In a major contribution to the theory of perception, A. D. Smith presents a truly original defense of direct realism--the view that in perception we are directly aware of things in the physical world.
The Problem of Perception offers two arguments against direct realism--one concerning illusion, and one concerning hallucination--that no current theory of perception can adequately rebut. Smith then develops a theory of perception that does succeed in answering these arguments; and because these arguments are the only two that present direct realism with serious problems arising from the nature of perception, direct realism emerges here for the first time as an ultimately tenable position within the philosophy of perception.
At the heart of Smith's theory is a new way of drawing the distinction between perception and sensation, along with an unusual treatment of the nature of objects of hallucination. With in-depth reference to both the analytical and the phenomenological literature on perception, and with telling criticism of alternative views, Smith's groundbreaking work will be of value to philosophers of perception in both the analytical and the phenomenological tradition, as well as to psychologists of perception.
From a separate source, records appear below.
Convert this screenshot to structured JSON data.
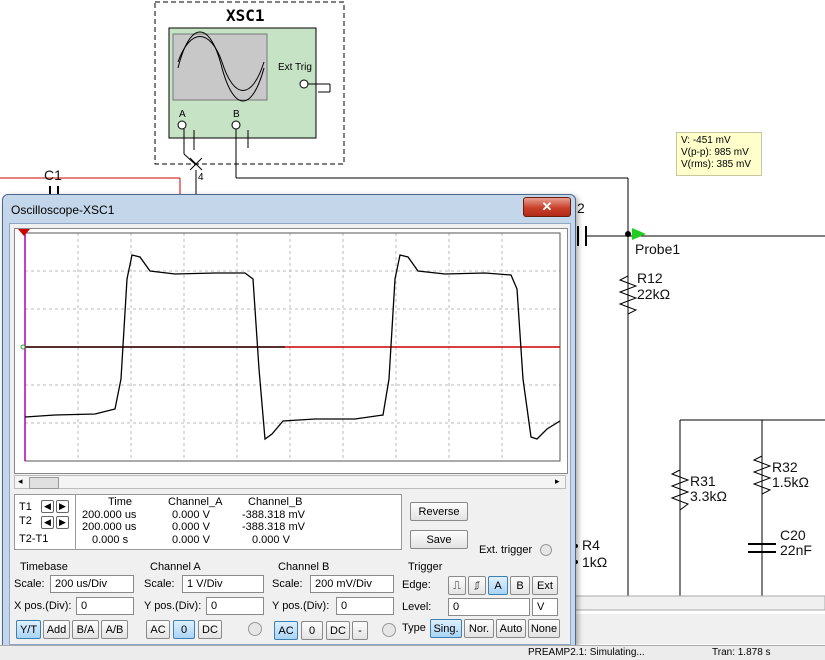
{
  "schematic": {
    "scope_title": "XSC1",
    "ext_trig": "Ext Trig",
    "ch_a": "A",
    "ch_b": "B",
    "wire_label": "4",
    "c1": "C1",
    "c2_partial": "2",
    "probe_name": "Probe1",
    "r12_name": "R12",
    "r12_value": "22kΩ",
    "r31_name": "R31",
    "r31_value": "3.3kΩ",
    "r32_name": "R32",
    "r32_value": "1.5kΩ",
    "c20_name": "C20",
    "c20_value": "22nF",
    "r4_name": "R4",
    "r4_value": "1kΩ"
  },
  "probe": {
    "v": "V: -451 mV",
    "vpp": "V(p-p): 985 mV",
    "vrms": "V(rms): 385 mV"
  },
  "window": {
    "title": "Oscilloscope-XSC1",
    "close": "✕"
  },
  "readout": {
    "headers": [
      "Time",
      "Channel_A",
      "Channel_B"
    ],
    "t1": {
      "label": "T1",
      "time": "200.000 us",
      "a": "0.000 V",
      "b": "-388.318 mV"
    },
    "t2": {
      "label": "T2",
      "time": "200.000 us",
      "a": "0.000 V",
      "b": "-388.318 mV"
    },
    "dt": {
      "label": "T2-T1",
      "time": "0.000 s",
      "a": "0.000 V",
      "b": "0.000 V"
    },
    "reverse": "Reverse",
    "save": "Save",
    "ext_trigger": "Ext. trigger"
  },
  "timebase": {
    "title": "Timebase",
    "scale_label": "Scale:",
    "scale": "200 us/Div",
    "xpos_label": "X pos.(Div):",
    "xpos": "0",
    "modes": [
      "Y/T",
      "Add",
      "B/A",
      "A/B"
    ]
  },
  "channel_a": {
    "title": "Channel A",
    "scale_label": "Scale:",
    "scale": "1 V/Div",
    "ypos_label": "Y pos.(Div):",
    "ypos": "0",
    "coupling": [
      "AC",
      "0",
      "DC"
    ]
  },
  "channel_b": {
    "title": "Channel B",
    "scale_label": "Scale:",
    "scale": "200 mV/Div",
    "ypos_label": "Y pos.(Div):",
    "ypos": "0",
    "coupling": [
      "AC",
      "0",
      "DC",
      "-"
    ]
  },
  "trigger": {
    "title": "Trigger",
    "edge_label": "Edge:",
    "edges": [
      "A",
      "B",
      "Ext"
    ],
    "level_label": "Level:",
    "level": "0",
    "level_unit": "V",
    "type_label": "Type",
    "types": [
      "Sing.",
      "Nor.",
      "Auto",
      "None"
    ]
  },
  "status": {
    "message": "PREAMP2.1: Simulating...",
    "tran": "Tran: 1.878 s"
  },
  "colors": {
    "scope_body": "#c6e3c6",
    "trace_a": "#cc0000",
    "trace_b": "#000000",
    "cursor": "#b000b0",
    "probe_bg": "#ffffcc"
  }
}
Direct realism claims that there is a purely physical stratum of the world and that we can be directly aware of objects that possess such a stratum. Smith wants to show not that direct realism is true or even possibly true but that it is compatible with the philosophy of perception. More specifically, he contends that the two most serious challenges to direct realism from the philosophy of perception--the argument from illusion and the argument from hallucination--do not refute it. Against these, he argues, respectively, that perceptual constancy is compatible with sensory fluctuation and that an intentional object is not really a thing at all and should be distinguished from the (putative) thing it is taken to be. The book is painstakingly argued and deserves the careful reading it requires.
Smith's The Problem of Perception is an indirect defense of direct realism (also known as naïve realism). Direct realism is the view that (1) we perceive mind-independent, external physical objects, and (2) typically, we do not perceive them by perceiving any other objects, including mental objects...One of the interesting and unusual features of Smith's position is that he regards both direct realism and idealism as more plausible than representational or indirect realism. Another is that he is well acquainted with both the analytic and Continental philosophical literature on his topics.
In this book A. D. Smith offers an original defence of Direct Realism against the challenges offered by the Argument from Illusion and the Argument from Hallucination. To this end the book is divided into two parts; the first part dealing with the former argument, the second part dealing with the latter. Throughout the course of the book Smith discusses a wide range of competing accounts of perception and potential responses to his own views, which are represented fairly and discussed with sensitivity...The Problem of Perception is an excellent contribution to the literature on perception. It represents a compellingly written account of the issues involved in defending Direct Realism from these arguments; an account that is clear enough to be informative to those not already familiar with these issues.
There are at least two vital respects in which this book’s excellence is beyond dispute. The first is the range of scholarship that is brought to bear. Smith’s grasp on and use of philosophical material from all relevant times and traditions, and of a wide range of psychology, is both impressive and enlightening. The second is the fairness and thoroughness with which he sets up the arguments he is attempting to answer. None of the usual facile answers to either ‘illusion’ or ‘hallucination’ are accepted, and in rejecting the common replies, the arguments themselves are developed in their strongest forms. In the course of doing this several fashionable theories are shown to be false.
- 336 pages
- 6-1/8 x 9-1/4 inches
- Harvard University Press
From this author
Sorry, there was an error adding the item to your shopping bag.
Sorry, your session has expired. Please refresh your browser's tab.